- _WHAT YOU HAVE TO DO_
Omit the images. Reproduce each line of the records exactly as it appears.

───── GIVEN RECORDS ─────

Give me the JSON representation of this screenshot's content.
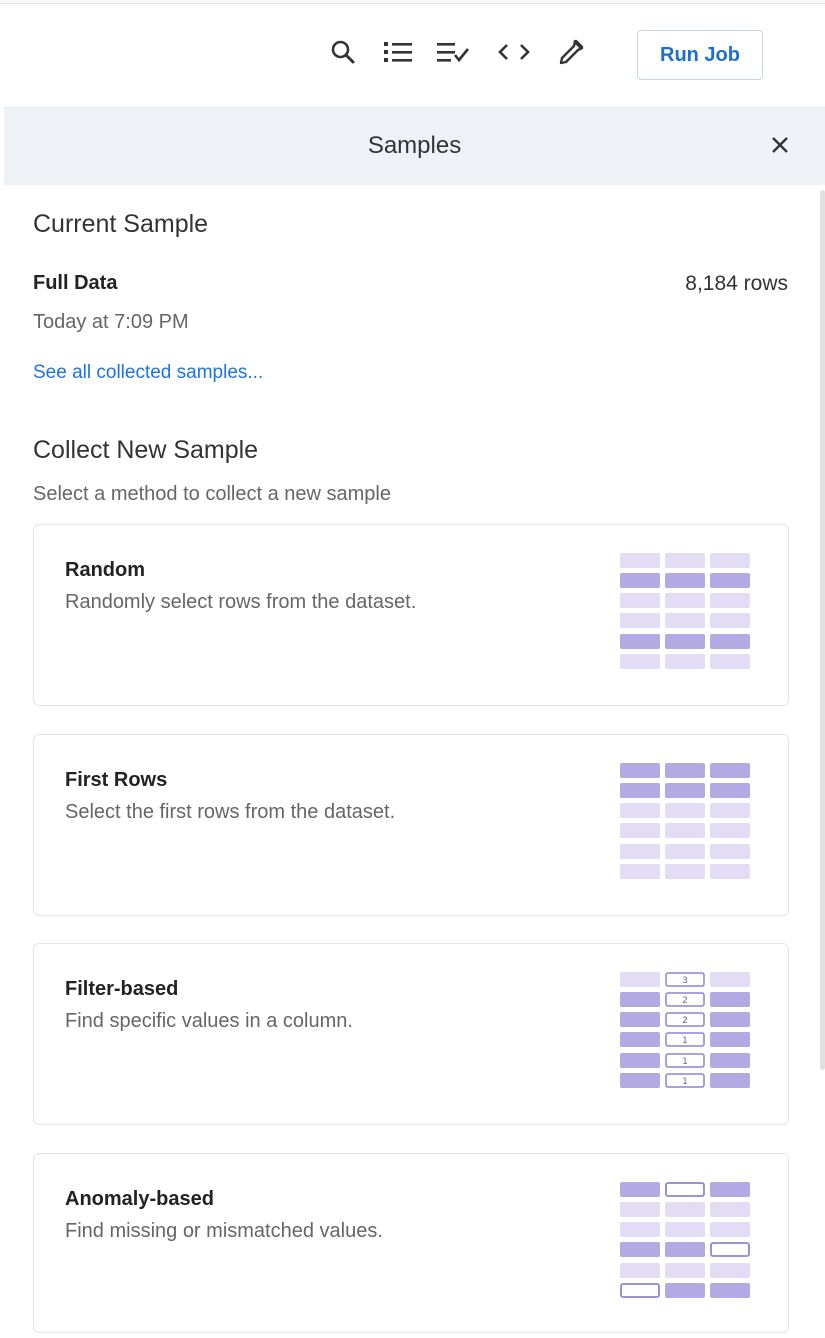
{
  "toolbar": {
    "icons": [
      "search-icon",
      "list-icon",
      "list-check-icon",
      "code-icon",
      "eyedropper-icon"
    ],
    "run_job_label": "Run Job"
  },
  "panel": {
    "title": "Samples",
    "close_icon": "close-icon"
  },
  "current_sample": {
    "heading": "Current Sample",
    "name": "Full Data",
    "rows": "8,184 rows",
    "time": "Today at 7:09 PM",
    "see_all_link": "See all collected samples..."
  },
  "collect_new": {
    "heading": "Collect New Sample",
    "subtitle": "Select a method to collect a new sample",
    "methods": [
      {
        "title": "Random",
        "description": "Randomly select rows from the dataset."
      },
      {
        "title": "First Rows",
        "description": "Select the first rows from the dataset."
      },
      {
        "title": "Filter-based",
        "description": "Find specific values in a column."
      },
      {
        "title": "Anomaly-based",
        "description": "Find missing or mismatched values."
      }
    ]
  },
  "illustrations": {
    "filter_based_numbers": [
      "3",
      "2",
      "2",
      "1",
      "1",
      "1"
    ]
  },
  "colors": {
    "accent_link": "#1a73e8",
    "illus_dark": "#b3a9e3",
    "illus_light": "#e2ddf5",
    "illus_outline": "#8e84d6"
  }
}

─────

- _PROBLEM SOLUTION_
Give me the JSON representation of this screenshot's content.
{
  "toolbar": {
    "icons": [
      "search-icon",
      "list-icon",
      "list-check-icon",
      "code-icon",
      "eyedropper-icon"
    ],
    "run_job_label": "Run Job"
  },
  "panel": {
    "title": "Samples",
    "close_icon": "close-icon"
  },
  "current_sample": {
    "heading": "Current Sample",
    "name": "Full Data",
    "rows": "8,184 rows",
    "time": "Today at 7:09 PM",
    "see_all_link": "See all collected samples..."
  },
  "collect_new": {
    "heading": "Collect New Sample",
    "subtitle": "Select a method to collect a new sample",
    "methods": [
      {
        "title": "Random",
        "description": "Randomly select rows from the dataset."
      },
      {
        "title": "First Rows",
        "description": "Select the first rows from the dataset."
      },
      {
        "title": "Filter-based",
        "description": "Find specific values in a column."
      },
      {
        "title": "Anomaly-based",
        "description": "Find missing or mismatched values."
      }
    ]
  },
  "illustrations": {
    "filter_based_numbers": [
      "3",
      "2",
      "2",
      "1",
      "1",
      "1"
    ]
  },
  "colors": {
    "accent_link": "#1a73e8",
    "illus_dark": "#b3a9e3",
    "illus_light": "#e2ddf5",
    "illus_outline": "#8e84d6"
  }
}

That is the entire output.